The Federal Open Market Committee has a mandate to promote full employment and keep inflation in check. It raises interest rates when the economy is overheating, and it lowers rates to promote spending or increase economic activity. Lately, Fed Chair Jerome Powell has taken a dovish or more accommodative stance. Many economists expect a 25-basis point rate cut after Wednesday’s FOMC meeting concludes. This could be one of the most critical meetings in years.
Recent data from the labor department reported far more jobs were created than expected. Retail sales were much better than anticipated, and CPI (consumer price index) was a tad higher than consensus estimates. Also, this past Thursday’s durable goods report was far better than expected. This does not sound like an economy that is contracting; in fact it is quite the opposite. So, why should the Fed lower rates?
The committee must see something down the road that will put a drag on the U.S. economy. It widely thought that the tariffs will eventually have a big impact and slow spending to a trickle. Thus, if the Fed lowers the Fed Funds rate on Wednesday, it is being preemptive, which is not its directive.

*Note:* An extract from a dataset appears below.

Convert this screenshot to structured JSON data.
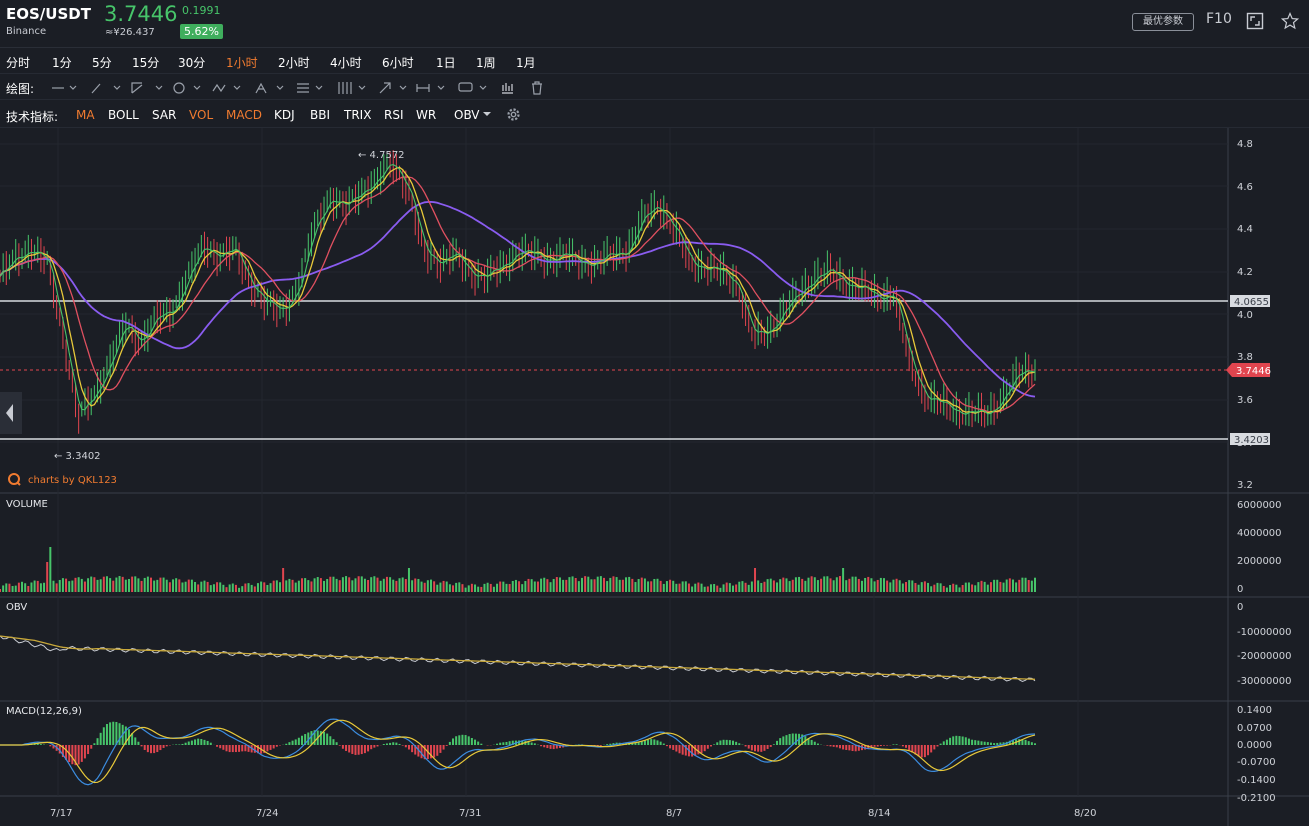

It is for this reason that Powell’s press conference (2:30 p.m. ET, July 31) may be groundbreaking. Not long ago, Powell hinted that the Fed would be data dependent and not make any policy changes until more data were available. Well, apparently that is not the case. A rate cut is expected, and I don’t think it is completely clear why. The Fed may have information that foretells a decline in economic activity soon. Let’s hope this will be clarified next week. I don’t believe the Fed has changed its mandate, but we may hear differently on Wednesday.
A rate cut of 25 bps is anticipated and should have no big impact on stocks or bonds. No move at all would indicate that the economy is in fine shape and more data are needed. In this case, stocks and bonds would likely fall.

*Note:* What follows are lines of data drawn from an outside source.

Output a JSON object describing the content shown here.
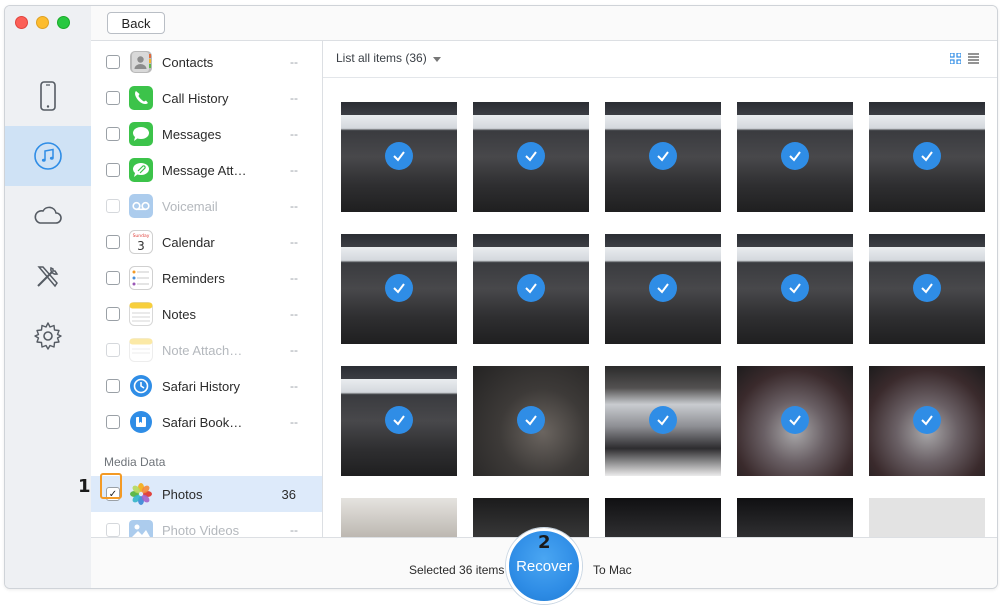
{
  "toolbar": {
    "back_label": "Back"
  },
  "categories": [
    {
      "label": "Contacts",
      "count": "--",
      "icon": "contacts-icon",
      "enabled": true
    },
    {
      "label": "Call History",
      "count": "--",
      "icon": "phone-icon",
      "enabled": true
    },
    {
      "label": "Messages",
      "count": "--",
      "icon": "messages-icon",
      "enabled": true
    },
    {
      "label": "Message Att…",
      "count": "--",
      "icon": "message-attachment-icon",
      "enabled": true
    },
    {
      "label": "Voicemail",
      "count": "--",
      "icon": "voicemail-icon",
      "enabled": false
    },
    {
      "label": "Calendar",
      "count": "--",
      "icon": "calendar-icon",
      "enabled": true
    },
    {
      "label": "Reminders",
      "count": "--",
      "icon": "reminders-icon",
      "enabled": true
    },
    {
      "label": "Notes",
      "count": "--",
      "icon": "notes-icon",
      "enabled": true
    },
    {
      "label": "Note Attach…",
      "count": "--",
      "icon": "note-attachment-icon",
      "enabled": false
    },
    {
      "label": "Safari History",
      "count": "--",
      "icon": "safari-history-icon",
      "enabled": true
    },
    {
      "label": "Safari Book…",
      "count": "--",
      "icon": "safari-bookmark-icon",
      "enabled": true
    }
  ],
  "calendar_day": "3",
  "calendar_weekday": "Sunday",
  "media_section": {
    "title": "Media Data"
  },
  "media": [
    {
      "label": "Photos",
      "count": "36",
      "icon": "photos-icon",
      "checked": true,
      "selected": true
    },
    {
      "label": "Photo Videos",
      "count": "--",
      "icon": "photo-videos-icon",
      "checked": false,
      "enabled": false
    }
  ],
  "content": {
    "list_label": "List all items (36)",
    "view_modes": [
      "grid-view-icon",
      "list-view-icon"
    ]
  },
  "photos": {
    "total_visible_rows": 4,
    "checked_all": true
  },
  "bottom": {
    "selected_text": "Selected 36 items",
    "recover_label": "Recover",
    "tomac_text": "To Mac"
  },
  "annotations": {
    "step1": "1",
    "step2": "2"
  },
  "colors": {
    "accent": "#2f8de6",
    "highlight": "#f39a25",
    "selected_row": "#ddeafa",
    "nav_active": "#cfe2f5"
  }
}
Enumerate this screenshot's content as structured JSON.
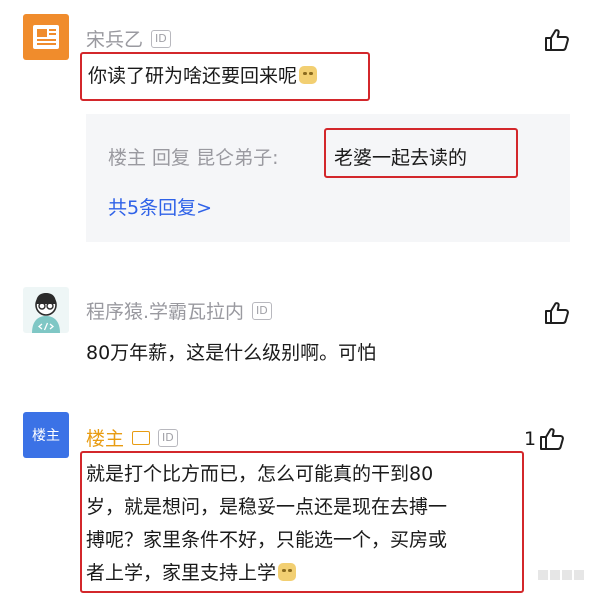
{
  "comments": [
    {
      "username": "宋兵乙",
      "id_badge": "ID",
      "text": "你读了研为啥还要回来呢",
      "reply_box": {
        "prefix": "楼主 回复 昆仑弟子:",
        "text": "老婆一起去读的",
        "more_link": "共5条回复>"
      }
    },
    {
      "username": "程序猿.学霸瓦拉内",
      "id_badge": "ID",
      "text": "80万年薪，这是什么级别啊。可怕"
    },
    {
      "username": "楼主",
      "avatar_label": "楼主",
      "id_badge": "ID",
      "like_count": "1",
      "text_lines": [
        "就是打个比方而已，怎么可能真的干到80",
        "岁，就是想问，是稳妥一点还是现在去搏一",
        "搏呢？家里条件不好，只能选一个，买房或",
        "者上学，家里支持上学"
      ]
    }
  ],
  "colors": {
    "highlight_box": "#d3272b",
    "link_blue": "#2f62e8",
    "op_name_orange": "#e89c12",
    "avatar_orange": "#f08c2c",
    "avatar_blue": "#3b72e6",
    "reply_bg": "#f5f6f8"
  },
  "icons": [
    "document-icon",
    "coder-avatar-icon",
    "thumbs-up-icon",
    "id-badge-icon",
    "image-badge-icon",
    "emoji-icon"
  ],
  "watermark": "&nbsp;"
}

In addition to the FOMC meeting, we also get the employment on Friday. Next week could set the tone for the rest of the year.
Senior Futures Instructor
Market Taker Mentoring, Inc.